The answer must consist of every line below containing "Audio".

[Items from an interface collection]
****************************************

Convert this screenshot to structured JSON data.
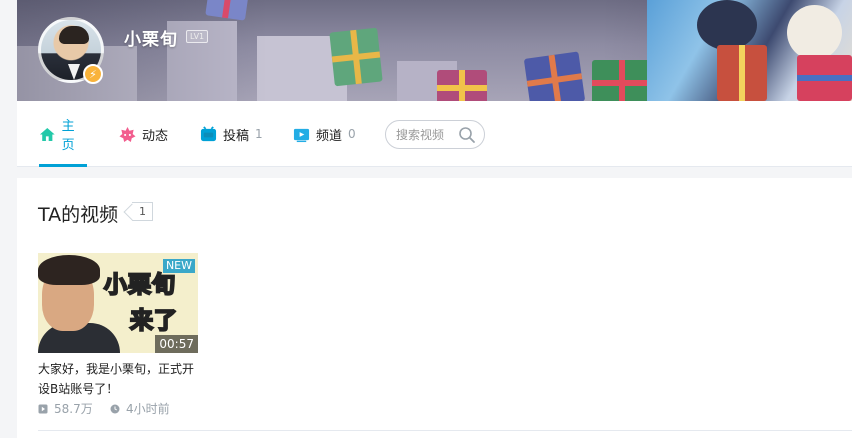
{
  "profile": {
    "username": "小栗旬",
    "level_badge": "LV1",
    "verified_glyph": "⚡"
  },
  "nav": {
    "tabs": [
      {
        "label": "主页",
        "count": "",
        "icon": "home-icon",
        "active": true
      },
      {
        "label": "动态",
        "count": "",
        "icon": "dynamic-icon",
        "active": false
      },
      {
        "label": "投稿",
        "count": "1",
        "icon": "upload-icon",
        "active": false
      },
      {
        "label": "频道",
        "count": "0",
        "icon": "channel-icon",
        "active": false
      }
    ],
    "search_placeholder": "搜索视频"
  },
  "section": {
    "title": "TA的视频",
    "count": "1"
  },
  "video": {
    "thumb_line1": "小栗旬",
    "thumb_line2": "来了",
    "new_badge": "NEW",
    "duration": "00:57",
    "title": "大家好，我是小栗旬，正式开设B站账号了！",
    "views": "58.7万",
    "time": "4小时前"
  },
  "colors": {
    "accent": "#00a1d6",
    "home_icon": "#23c9a9",
    "dynamic_icon": "#f25d8e",
    "upload_icon": "#00a1d6",
    "channel_icon": "#23ade5",
    "level_badge": "#f9b33b"
  }
}
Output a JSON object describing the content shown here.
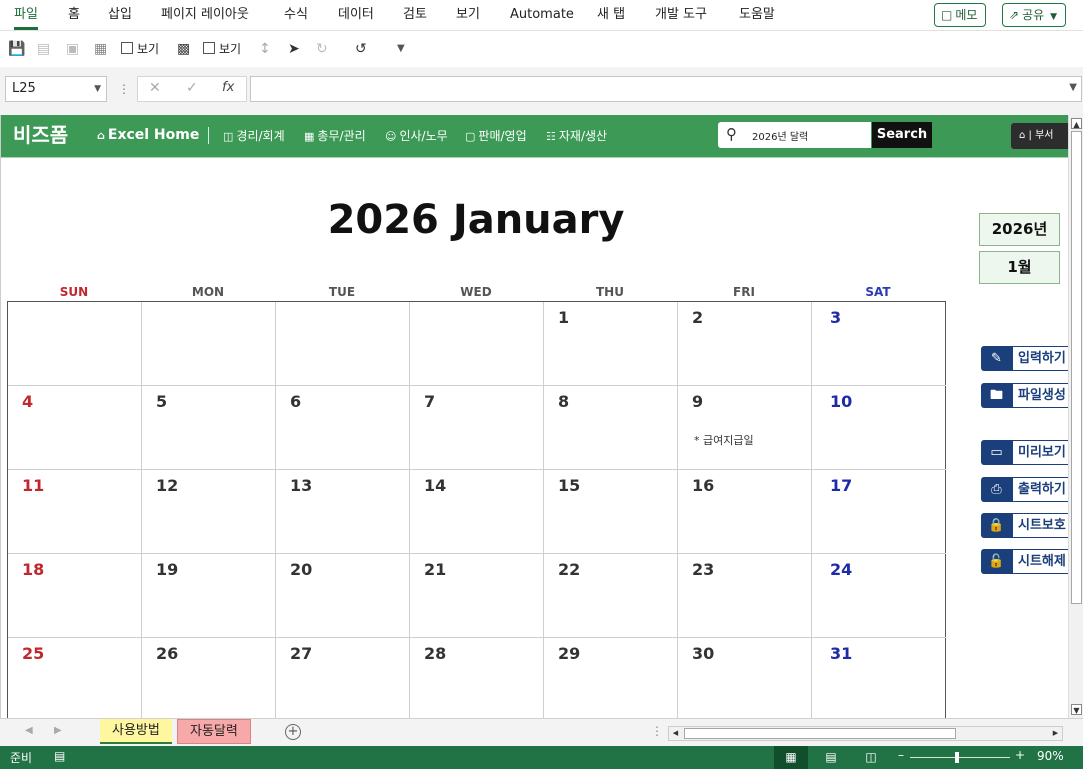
{
  "ribbon": {
    "tabs": [
      "파일",
      "홈",
      "삽입",
      "페이지 레이아웃",
      "수식",
      "데이터",
      "검토",
      "보기",
      "Automate",
      "새 탭",
      "개발 도구",
      "도움말"
    ],
    "active_tab": "파일",
    "memo_label": "메모",
    "share_label": "공유"
  },
  "toolbar": {
    "checkbox1_label": "보기",
    "checkbox2_label": "보기"
  },
  "formula_bar": {
    "name_box": "L25",
    "fx_label": "fx",
    "formula_value": ""
  },
  "web_header": {
    "brand": "비즈폼",
    "nav": [
      "Excel Home",
      "경리/회계",
      "총무/관리",
      "인사/노무",
      "판매/영업",
      "자재/생산"
    ],
    "search_value": "2026년 달력",
    "search_button": "Search",
    "home_label": "부서"
  },
  "calendar": {
    "title": "2026 January",
    "day_headers": [
      "SUN",
      "MON",
      "TUE",
      "WED",
      "THU",
      "FRI",
      "SAT"
    ],
    "weeks": [
      [
        "",
        "",
        "",
        "",
        "1",
        "2",
        "3"
      ],
      [
        "4",
        "5",
        "6",
        "7",
        "8",
        "9",
        "10"
      ],
      [
        "11",
        "12",
        "13",
        "14",
        "15",
        "16",
        "17"
      ],
      [
        "18",
        "19",
        "20",
        "21",
        "22",
        "23",
        "24"
      ],
      [
        "25",
        "26",
        "27",
        "28",
        "29",
        "30",
        "31"
      ]
    ],
    "memo": "* 급여지급일",
    "year_selector": "2026년",
    "month_selector": "1월"
  },
  "side_buttons": [
    "입력하기",
    "파일생성",
    "미리보기",
    "출력하기",
    "시트보호",
    "시트해제"
  ],
  "sheet_tabs": [
    "사용방법",
    "자동달력"
  ],
  "status": {
    "ready": "준비",
    "zoom": "90%"
  },
  "colors": {
    "excel_green": "#217346",
    "header_green": "#3c9a56",
    "sunday_red": "#c0282d",
    "saturday_blue": "#1f2aa8",
    "side_button_navy": "#1b3f7a"
  }
}
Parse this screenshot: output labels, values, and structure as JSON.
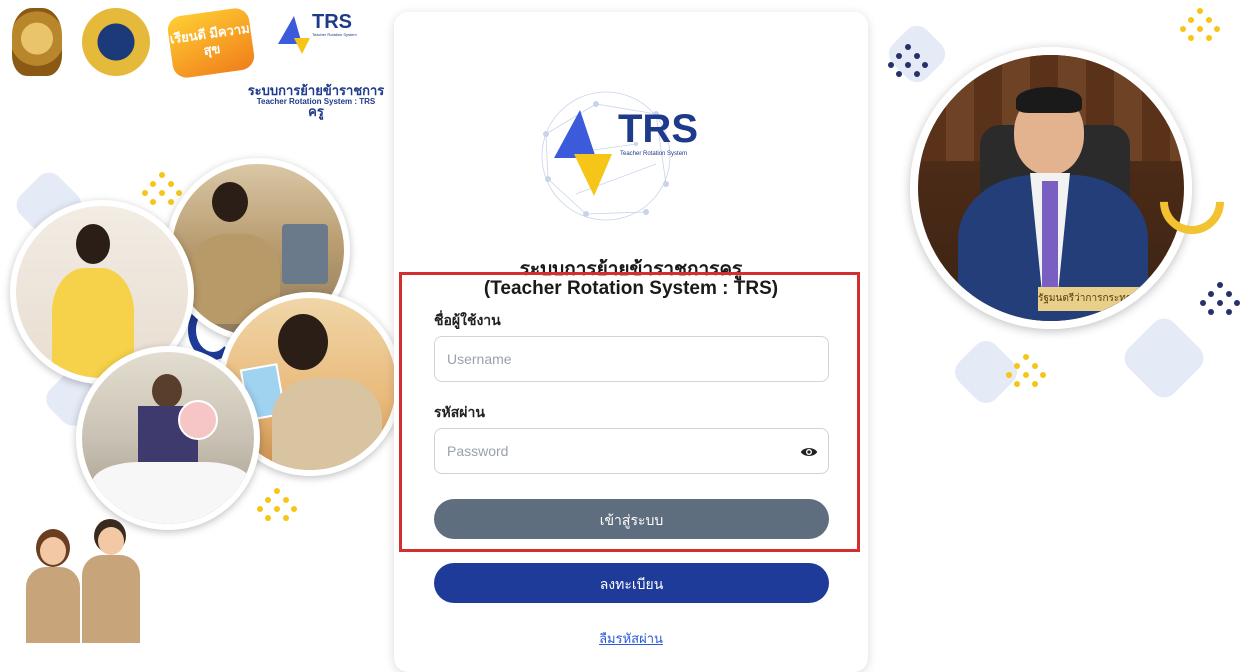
{
  "header": {
    "system_name_th": "ระบบการย้ายข้าราชการครู",
    "system_name_en": "Teacher Rotation System : TRS",
    "happy_logo_text": "เรียนดี มีความสุข",
    "trs_logo_text": "TRS",
    "trs_logo_sub": "Teacher Rotation System"
  },
  "card": {
    "title_th": "ระบบการย้ายข้าราชการครู",
    "title_en": "(Teacher Rotation System : TRS)",
    "username_label": "ชื่อผู้ใช้งาน",
    "username_placeholder": "Username",
    "username_value": "",
    "password_label": "รหัสผ่าน",
    "password_placeholder": "Password",
    "password_value": "",
    "login_label": "เข้าสู่ระบบ",
    "register_label": "ลงทะเบียน",
    "forgot_label": "ลืมรหัสผ่าน"
  },
  "portrait": {
    "nameplate": "รัฐมนตรีว่าการกระทรวงศึกษาธิการ"
  },
  "colors": {
    "accent_blue": "#1f3b99",
    "login_gray": "#5f6e7e",
    "highlight_red": "#d32f2f",
    "dot_yellow": "#f5c518",
    "dot_navy": "#26306b"
  },
  "icons": {
    "password_toggle": "eye-icon"
  }
}
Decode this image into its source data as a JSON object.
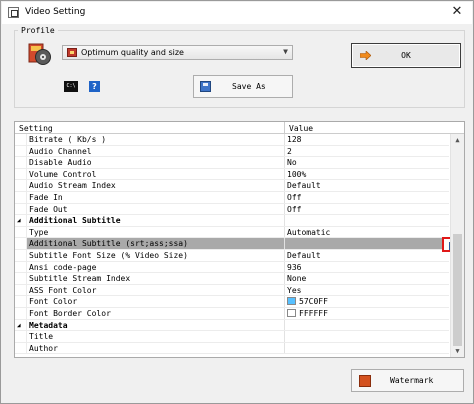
{
  "window": {
    "title": "Video Setting",
    "close_glyph": "✕"
  },
  "profile": {
    "group_label": "Profile",
    "selected": "Optimum quality and size",
    "ok_label": "OK",
    "save_as_label": "Save As",
    "help_glyph": "?"
  },
  "grid": {
    "header_setting": "Setting",
    "header_value": "Value",
    "rows": [
      {
        "name": "Bitrate ( Kb/s )",
        "value": "128"
      },
      {
        "name": "Audio Channel",
        "value": "2"
      },
      {
        "name": "Disable Audio",
        "value": "No"
      },
      {
        "name": "Volume Control",
        "value": "100%"
      },
      {
        "name": "Audio Stream Index",
        "value": "Default"
      },
      {
        "name": "Fade In",
        "value": "Off"
      },
      {
        "name": "Fade Out",
        "value": "Off"
      },
      {
        "name": "Additional Subtitle",
        "value": "",
        "category": true
      },
      {
        "name": "Type",
        "value": "Automatic"
      },
      {
        "name": "Additional Subtitle (srt;ass;ssa)",
        "value": "",
        "selected": true
      },
      {
        "name": "Subtitle Font Size (% Video Size)",
        "value": "Default"
      },
      {
        "name": "Ansi code-page",
        "value": "936"
      },
      {
        "name": "Subtitle Stream Index",
        "value": "None"
      },
      {
        "name": "ASS Font Color",
        "value": "Yes"
      },
      {
        "name": "Font Color",
        "value": "57C0FF",
        "color": "#57c0ff"
      },
      {
        "name": "Font Border Color",
        "value": "FFFFFF",
        "color": "#ffffff"
      },
      {
        "name": "Metadata",
        "value": "",
        "category": true
      },
      {
        "name": "Title",
        "value": ""
      },
      {
        "name": "Author",
        "value": ""
      }
    ]
  },
  "watermark_label": "Watermark",
  "colors": {
    "highlight": "#e01818",
    "selected_row": "#a9a9a9"
  }
}
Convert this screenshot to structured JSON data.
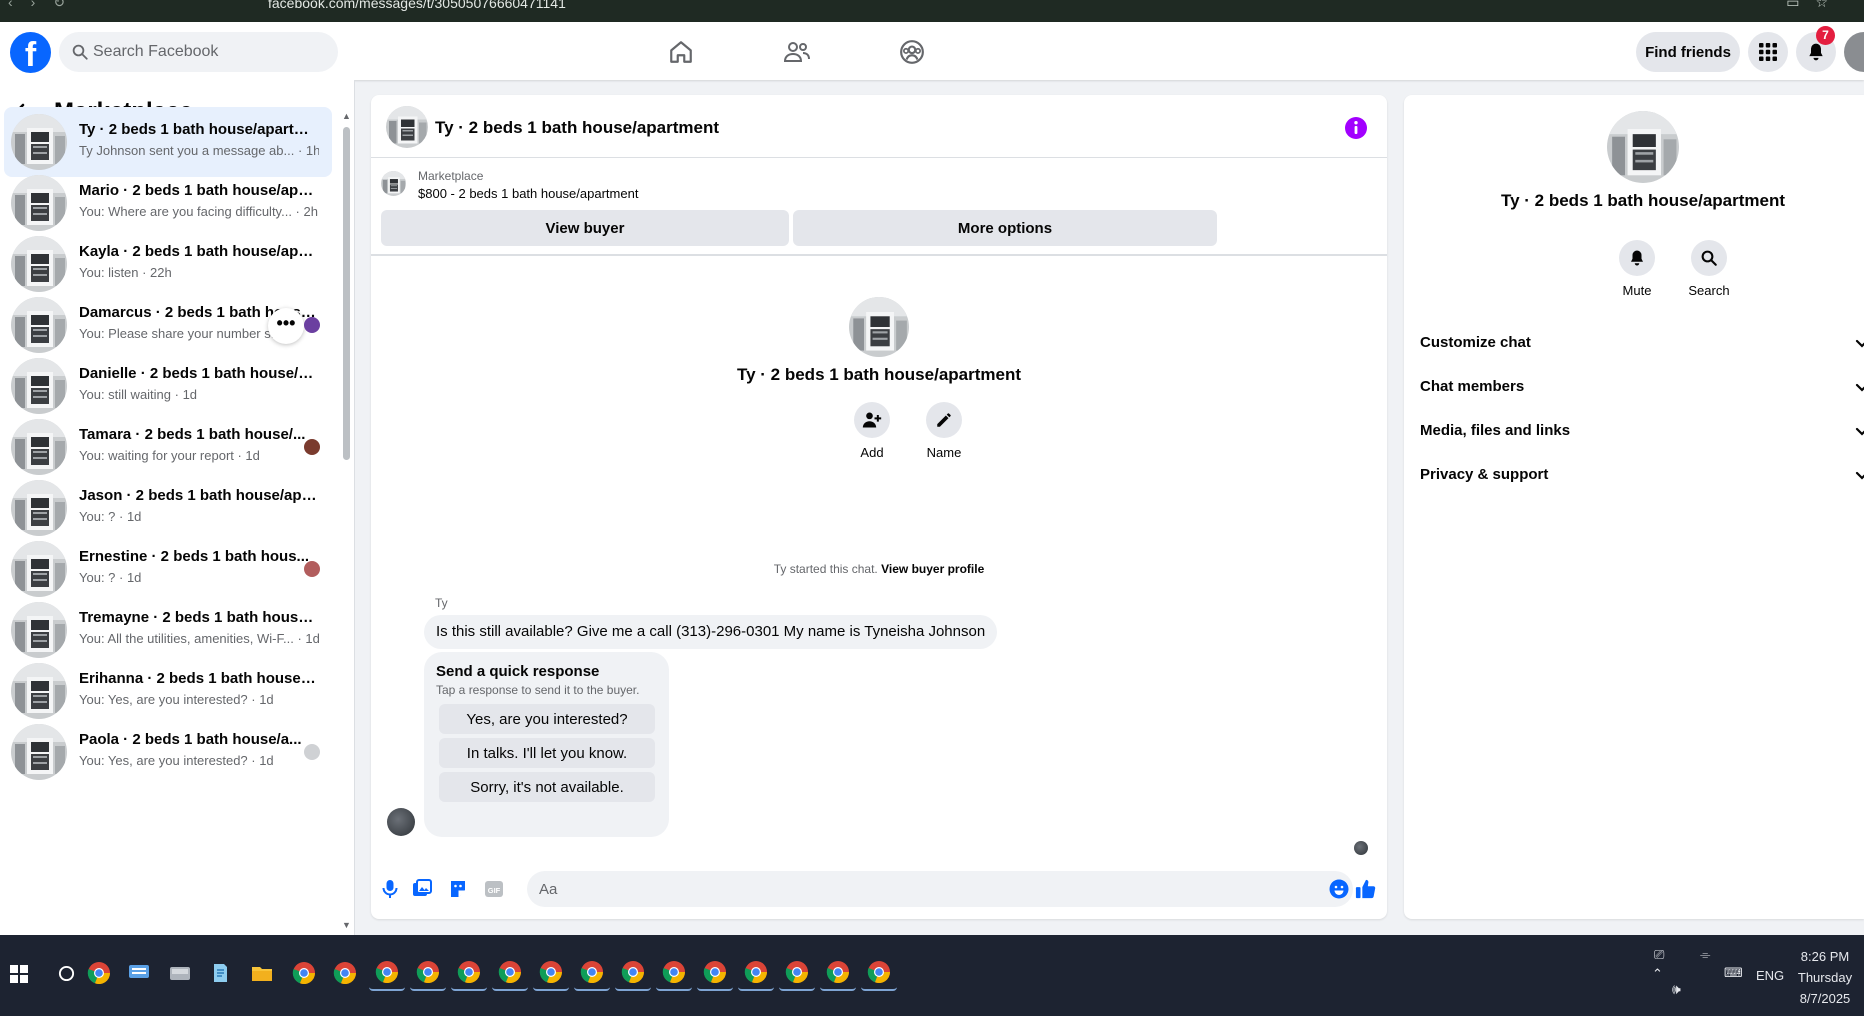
{
  "browser": {
    "url": "facebook.com/messages/t/30505076660471141"
  },
  "topnav": {
    "logo": "f",
    "search_placeholder": "Search Facebook",
    "find_friends": "Find friends",
    "notification_count": "7",
    "icons": [
      "home-icon",
      "friends-icon",
      "groups-icon",
      "menu-grid-icon",
      "bell-icon"
    ]
  },
  "sidebar": {
    "title": "Marketplace",
    "conversations": [
      {
        "title": "Ty · 2 beds 1 bath house/apartm...",
        "sub": "Ty Johnson sent you a message ab... · 1h",
        "active": true
      },
      {
        "title": "Mario · 2 beds 1 bath house/apa...",
        "sub": "You: Where are you facing difficulty... · 2h"
      },
      {
        "title": "Kayla · 2 beds 1 bath house/apar...",
        "sub": "You: listen · 22h"
      },
      {
        "title": "Damarcus · 2 beds 1 bath house/...",
        "sub": "You: Please share your number s...",
        "more": "•••"
      },
      {
        "title": "Danielle · 2 beds 1 bath house/a...",
        "sub": "You: still waiting · 1d"
      },
      {
        "title": "Tamara · 2 beds 1 bath house/...",
        "sub": "You: waiting for your report · 1d"
      },
      {
        "title": "Jason · 2 beds 1 bath house/apa...",
        "sub": "You: ? · 1d"
      },
      {
        "title": "Ernestine · 2 beds 1 bath hous...",
        "sub": "You: ? · 1d"
      },
      {
        "title": "Tremayne · 2 beds 1 bath house/...",
        "sub": "You: All the utilities, amenities, Wi-F... · 1d"
      },
      {
        "title": "Erihanna · 2 beds 1 bath house/a...",
        "sub": "You: Yes, are you interested? · 1d"
      },
      {
        "title": "Paola · 2 beds 1 bath house/a...",
        "sub": "You: Yes, are you interested? · 1d"
      }
    ]
  },
  "chat": {
    "title": "Ty · 2 beds 1 bath house/apartment",
    "listing_category": "Marketplace",
    "listing_price": "$800 - 2 beds 1 bath house/apartment",
    "view_buyer": "View buyer",
    "more_options": "More options",
    "intro_title": "Ty · 2 beds 1 bath house/apartment",
    "add_label": "Add",
    "name_label": "Name",
    "started_text": "Ty started this chat.",
    "view_profile": "View buyer profile",
    "sender": "Ty",
    "message": "Is this still available? Give me a call (313)-296-0301 My name is Tyneisha Johnson",
    "quick_title": "Send a quick response",
    "quick_sub": "Tap a response to send it to the buyer.",
    "quick_options": [
      "Yes, are you interested?",
      "In talks. I'll let you know.",
      "Sorry, it's not available."
    ],
    "composer_placeholder": "Aa"
  },
  "details": {
    "title": "Ty · 2 beds 1 bath house/apartment",
    "mute": "Mute",
    "search": "Search",
    "sections": [
      "Customize chat",
      "Chat members",
      "Media, files and links",
      "Privacy & support"
    ]
  },
  "taskbar": {
    "lang": "ENG",
    "time": "8:26 PM",
    "day": "Thursday",
    "date": "8/7/2025"
  },
  "colors": {
    "brand": "#0866ff",
    "accent_purple": "#a200ff",
    "badge": "#e41e3f",
    "taskbar": "#1d2331"
  }
}
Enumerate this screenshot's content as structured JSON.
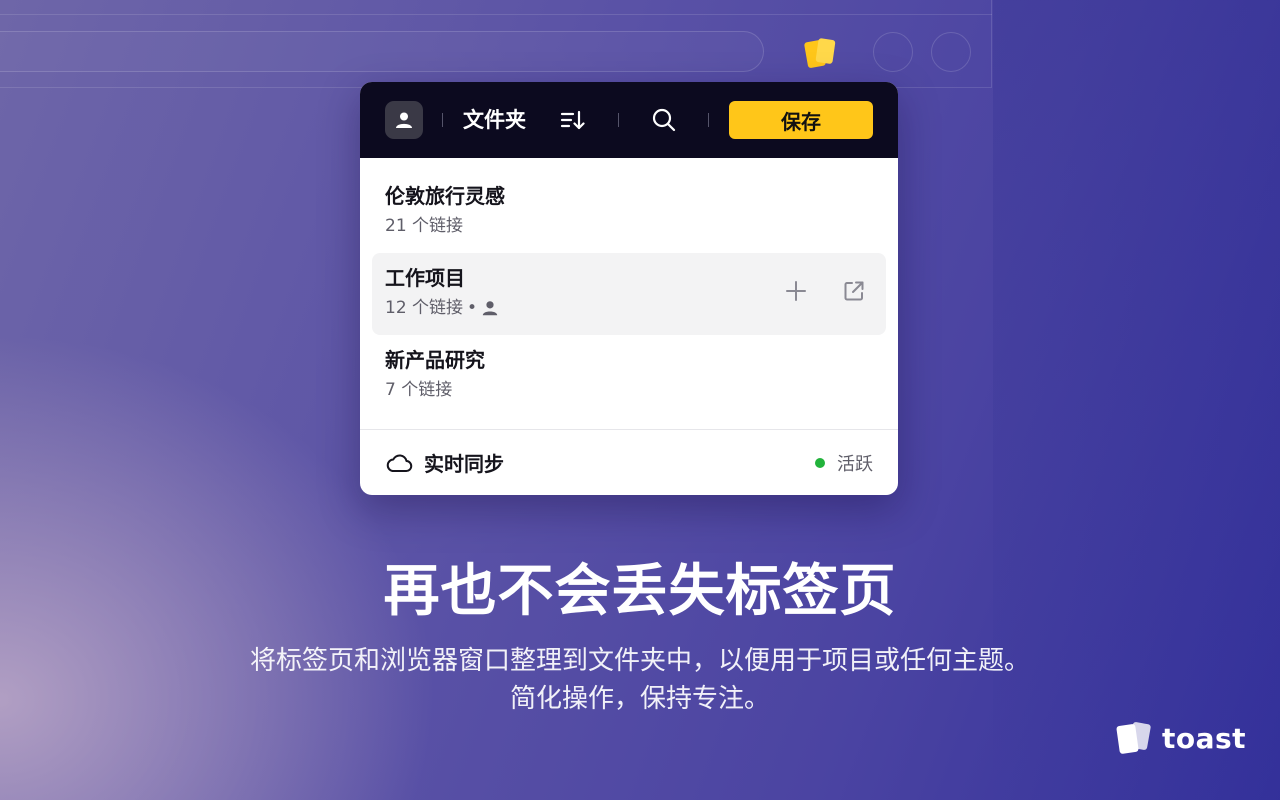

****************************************

- [Written solution]
        "name": "Audio Channel",
        "name": "Disable Audio",
        "name": "Audio Stream Index",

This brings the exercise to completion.